• [SOURCE DATA]:
========================================================================
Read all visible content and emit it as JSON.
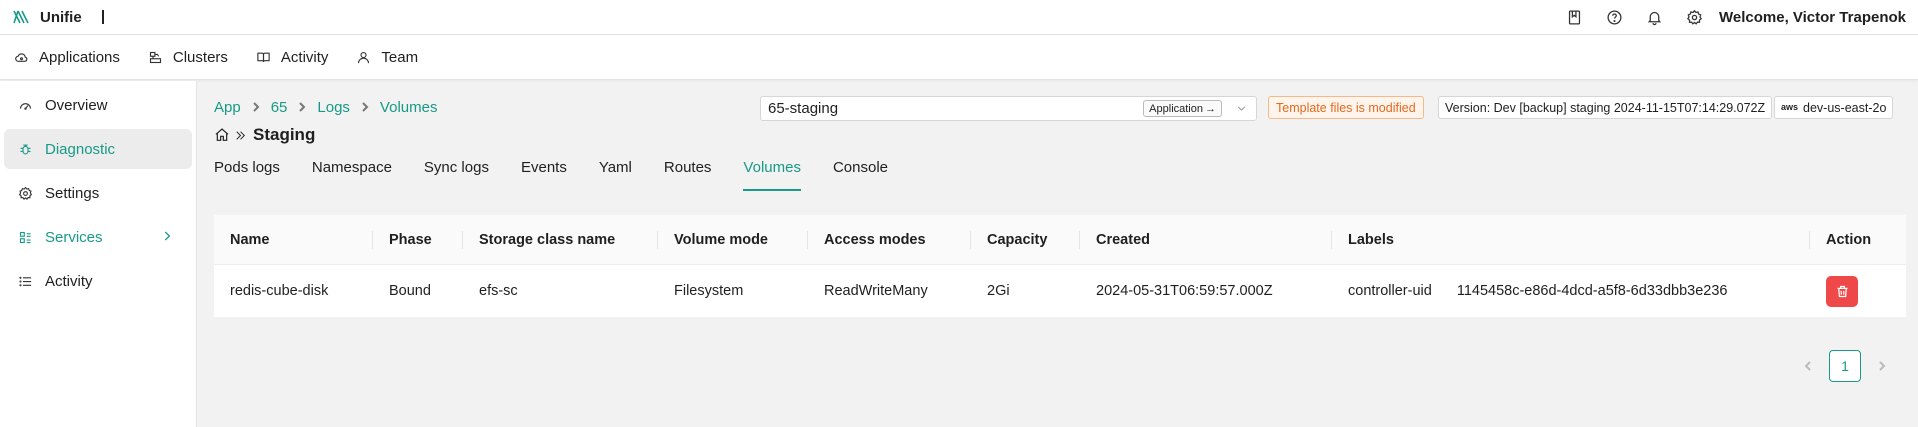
{
  "app": {
    "name": "Unifie",
    "logo_icon": "unifie-logo-icon"
  },
  "topbar": {
    "icons": [
      "book-icon",
      "help-icon",
      "bell-icon",
      "gear-icon"
    ],
    "welcome": "Welcome, Victor Trapenok"
  },
  "nav": {
    "items": [
      {
        "label": "Applications",
        "icon": "cloud-icon"
      },
      {
        "label": "Clusters",
        "icon": "cluster-icon"
      },
      {
        "label": "Activity",
        "icon": "book-open-icon"
      },
      {
        "label": "Team",
        "icon": "user-icon"
      }
    ]
  },
  "sidebar": {
    "items": [
      {
        "label": "Overview",
        "icon": "dashboard-icon"
      },
      {
        "label": "Diagnostic",
        "icon": "bug-icon",
        "active": true
      },
      {
        "label": "Settings",
        "icon": "gear-icon"
      },
      {
        "label": "Services",
        "icon": "services-icon",
        "expandable": true
      },
      {
        "label": "Activity",
        "icon": "list-icon"
      }
    ]
  },
  "breadcrumb": {
    "items": [
      "App",
      "65",
      "Logs",
      "Volumes"
    ]
  },
  "env_select": {
    "value": "65-staging",
    "button_label": "Application",
    "arrow": "→"
  },
  "template_badge": "Template files is modified",
  "version_badge": "Version: Dev [backup] staging 2024-11-15T07:14:29.072Z",
  "region_badge": {
    "provider": "aws",
    "label": "dev-us-east-2o"
  },
  "page_title": "Staging",
  "tabs": {
    "items": [
      "Pods logs",
      "Namespace",
      "Sync logs",
      "Events",
      "Yaml",
      "Routes",
      "Volumes",
      "Console"
    ],
    "active": "Volumes"
  },
  "table": {
    "columns": [
      "Name",
      "Phase",
      "Storage class name",
      "Volume mode",
      "Access modes",
      "Capacity",
      "Created",
      "Labels",
      "Action"
    ],
    "rows": [
      {
        "name": "redis-cube-disk",
        "phase": "Bound",
        "storage_class": "efs-sc",
        "volume_mode": "Filesystem",
        "access_modes": "ReadWriteMany",
        "capacity": "2Gi",
        "created": "2024-05-31T06:59:57.000Z",
        "label_key": "controller-uid",
        "label_value": "1145458c-e86d-4dcd-a5f8-6d33dbb3e236"
      }
    ]
  },
  "pagination": {
    "current_page": "1"
  },
  "colors": {
    "accent": "#179a86",
    "danger": "#ef4848",
    "warning": "#e46a1f"
  }
}
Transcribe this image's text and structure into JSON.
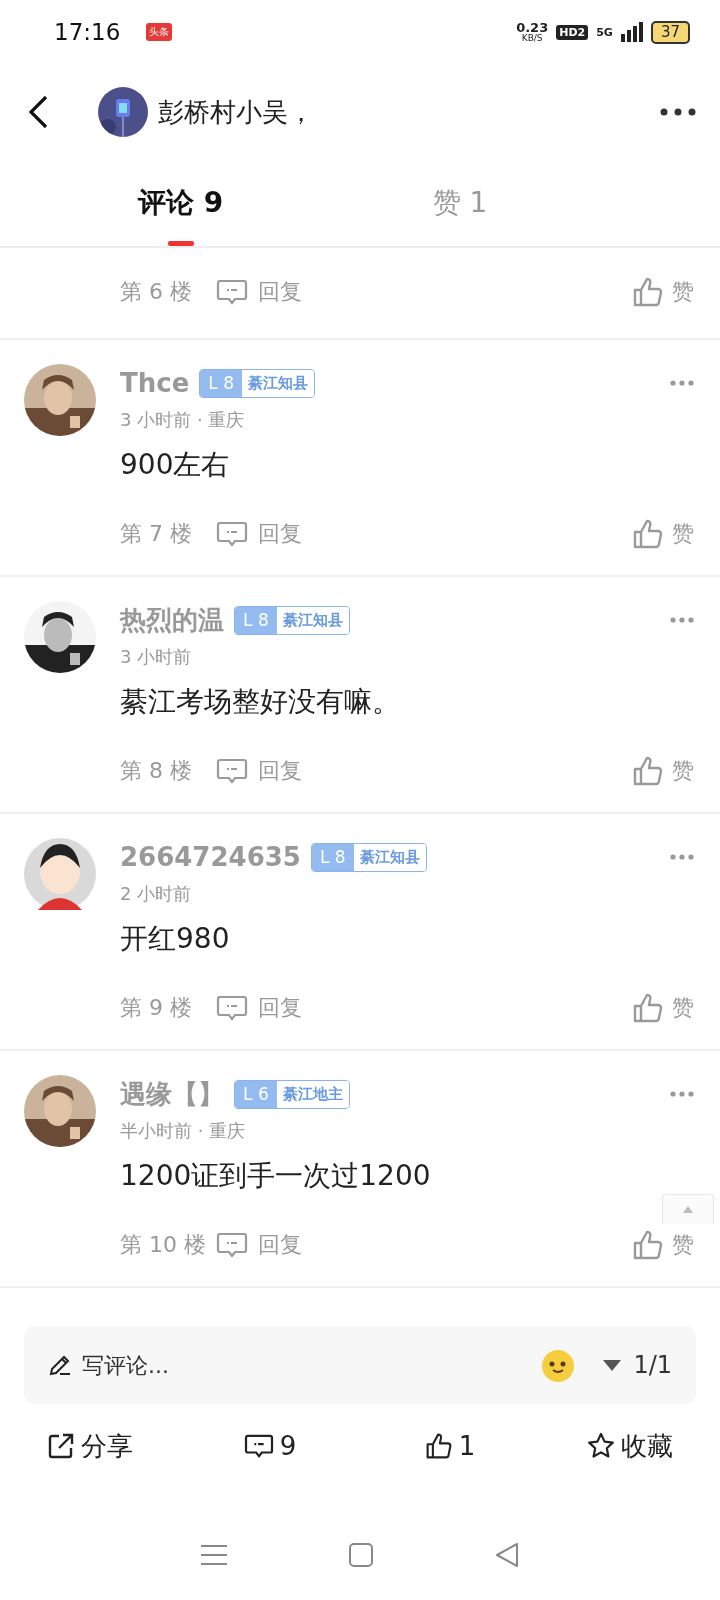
{
  "status_bar": {
    "time": "17:16",
    "app_badge": "头条",
    "speed": "0.23",
    "speed_unit": "KB/S",
    "hd": "HD2",
    "network": "5G",
    "battery": "37"
  },
  "header": {
    "title": "彭桥村小吴，"
  },
  "tabs": [
    {
      "label": "评论 9",
      "selected": true
    },
    {
      "label": "赞 1",
      "selected": false
    }
  ],
  "partial_comment": {
    "floor": "第 6 楼",
    "reply": "回复",
    "like": "赞"
  },
  "comments": [
    {
      "name": "Thce",
      "level": "L 8",
      "title": "綦江知县",
      "meta": "3 小时前 · 重庆",
      "text": "900左右",
      "floor": "第 7 楼",
      "reply": "回复",
      "like": "赞",
      "kind": "picture"
    },
    {
      "name": "热烈的温",
      "level": "L 8",
      "title": "綦江知县",
      "meta": "3 小时前",
      "text": "綦江考场整好没有嘛。",
      "floor": "第 8 楼",
      "reply": "回复",
      "like": "赞",
      "kind": "picture"
    },
    {
      "name": "2664724635",
      "level": "L 8",
      "title": "綦江知县",
      "meta": "2 小时前",
      "text": "开红980",
      "floor": "第 9 楼",
      "reply": "回复",
      "like": "赞",
      "kind": "avatar"
    },
    {
      "name": "遇缘【】",
      "level": "L 6",
      "title": "綦江地主",
      "meta": "半小时前 · 重庆",
      "text": "1200证到手一次过1200",
      "floor": "第 10 楼",
      "reply": "回复",
      "like": "赞",
      "kind": "picture"
    }
  ],
  "comment_box": {
    "placeholder": "写评论...",
    "page": "1/1"
  },
  "actions": [
    {
      "kind": "share",
      "label": "分享"
    },
    {
      "kind": "comment",
      "label": "9"
    },
    {
      "kind": "like",
      "label": "1"
    },
    {
      "kind": "star",
      "label": "收藏"
    }
  ]
}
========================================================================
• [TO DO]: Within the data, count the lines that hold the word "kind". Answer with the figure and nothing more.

• [ANSWER SPACE]: 8